**TASK STATEMENT**. Return each entry below without any alteration.

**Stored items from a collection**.
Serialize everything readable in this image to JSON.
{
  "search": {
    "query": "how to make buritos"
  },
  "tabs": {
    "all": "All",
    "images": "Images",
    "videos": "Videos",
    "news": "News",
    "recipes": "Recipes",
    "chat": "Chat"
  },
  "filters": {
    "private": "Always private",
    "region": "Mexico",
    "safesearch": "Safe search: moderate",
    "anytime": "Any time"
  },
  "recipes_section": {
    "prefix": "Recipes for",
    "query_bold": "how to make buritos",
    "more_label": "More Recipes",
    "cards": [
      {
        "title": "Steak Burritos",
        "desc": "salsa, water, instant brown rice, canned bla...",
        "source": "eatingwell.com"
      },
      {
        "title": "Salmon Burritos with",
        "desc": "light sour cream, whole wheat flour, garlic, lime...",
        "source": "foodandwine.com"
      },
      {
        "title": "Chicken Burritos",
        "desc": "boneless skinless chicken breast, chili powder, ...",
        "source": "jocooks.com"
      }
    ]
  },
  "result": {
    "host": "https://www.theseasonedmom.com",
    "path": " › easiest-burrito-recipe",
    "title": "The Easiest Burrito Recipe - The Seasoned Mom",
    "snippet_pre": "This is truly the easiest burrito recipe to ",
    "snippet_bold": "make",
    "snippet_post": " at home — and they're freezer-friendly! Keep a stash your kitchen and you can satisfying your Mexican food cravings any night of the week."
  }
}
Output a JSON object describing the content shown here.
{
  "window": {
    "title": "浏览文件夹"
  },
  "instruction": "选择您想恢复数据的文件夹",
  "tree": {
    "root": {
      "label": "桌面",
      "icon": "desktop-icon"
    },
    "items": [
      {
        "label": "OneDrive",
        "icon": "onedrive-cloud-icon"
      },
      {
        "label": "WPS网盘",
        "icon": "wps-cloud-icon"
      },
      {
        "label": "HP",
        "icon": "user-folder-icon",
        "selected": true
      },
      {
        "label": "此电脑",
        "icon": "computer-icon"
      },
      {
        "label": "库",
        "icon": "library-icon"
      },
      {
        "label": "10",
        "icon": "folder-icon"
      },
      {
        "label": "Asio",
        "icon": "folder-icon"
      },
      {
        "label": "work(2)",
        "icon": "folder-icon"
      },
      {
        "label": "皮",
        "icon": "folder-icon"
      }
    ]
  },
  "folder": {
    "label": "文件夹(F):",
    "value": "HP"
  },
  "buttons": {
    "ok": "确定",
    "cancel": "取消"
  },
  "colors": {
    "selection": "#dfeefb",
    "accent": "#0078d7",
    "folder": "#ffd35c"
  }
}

**REPLY TO THE TASK**.
Serialize everything readable in this image to JSON.
{
  "search": {
    "query": "how to make buritos"
  },
  "tabs": {
    "all": "All",
    "images": "Images",
    "videos": "Videos",
    "news": "News",
    "recipes": "Recipes",
    "chat": "Chat"
  },
  "filters": {
    "private": "Always private",
    "region": "Mexico",
    "safesearch": "Safe search: moderate",
    "anytime": "Any time"
  },
  "recipes_section": {
    "prefix": "Recipes for",
    "query_bold": "how to make buritos",
    "more_label": "More Recipes",
    "cards": [
      {
        "title": "Steak Burritos",
        "desc": "salsa, water, instant brown rice, canned bla...",
        "source": "eatingwell.com"
      },
      {
        "title": "Salmon Burritos with",
        "desc": "light sour cream, whole wheat flour, garlic, lime...",
        "source": "foodandwine.com"
      },
      {
        "title": "Chicken Burritos",
        "desc": "boneless skinless chicken breast, chili powder, ...",
        "source": "jocooks.com"
      }
    ]
  },
  "result": {
    "host": "https://www.theseasonedmom.com",
    "path": " › easiest-burrito-recipe",
    "title": "The Easiest Burrito Recipe - The Seasoned Mom",
    "snippet_pre": "This is truly the easiest burrito recipe to ",
    "snippet_bold": "make",
    "snippet_post": " at home — and they're freezer-friendly! Keep a stash your kitchen and you can satisfying your Mexican food cravings any night of the week."
  }
}
Output a JSON object describing the content shown here.
{
  "window": {
    "title": "浏览文件夹"
  },
  "instruction": "选择您想恢复数据的文件夹",
  "tree": {
    "root": {
      "label": "桌面",
      "icon": "desktop-icon"
    },
    "items": [
      {
        "label": "OneDrive",
        "icon": "onedrive-cloud-icon"
      },
      {
        "label": "WPS网盘",
        "icon": "wps-cloud-icon"
      },
      {
        "label": "HP",
        "icon": "user-folder-icon",
        "selected": true
      },
      {
        "label": "此电脑",
        "icon": "computer-icon"
      },
      {
        "label": "库",
        "icon": "library-icon"
      },
      {
        "label": "10",
        "icon": "folder-icon"
      },
      {
        "label": "Asio",
        "icon": "folder-icon"
      },
      {
        "label": "work(2)",
        "icon": "folder-icon"
      },
      {
        "label": "皮",
        "icon": "folder-icon"
      }
    ]
  },
  "folder": {
    "label": "文件夹(F):",
    "value": "HP"
  },
  "buttons": {
    "ok": "确定",
    "cancel": "取消"
  },
  "colors": {
    "selection": "#dfeefb",
    "accent": "#0078d7",
    "folder": "#ffd35c"
  }
}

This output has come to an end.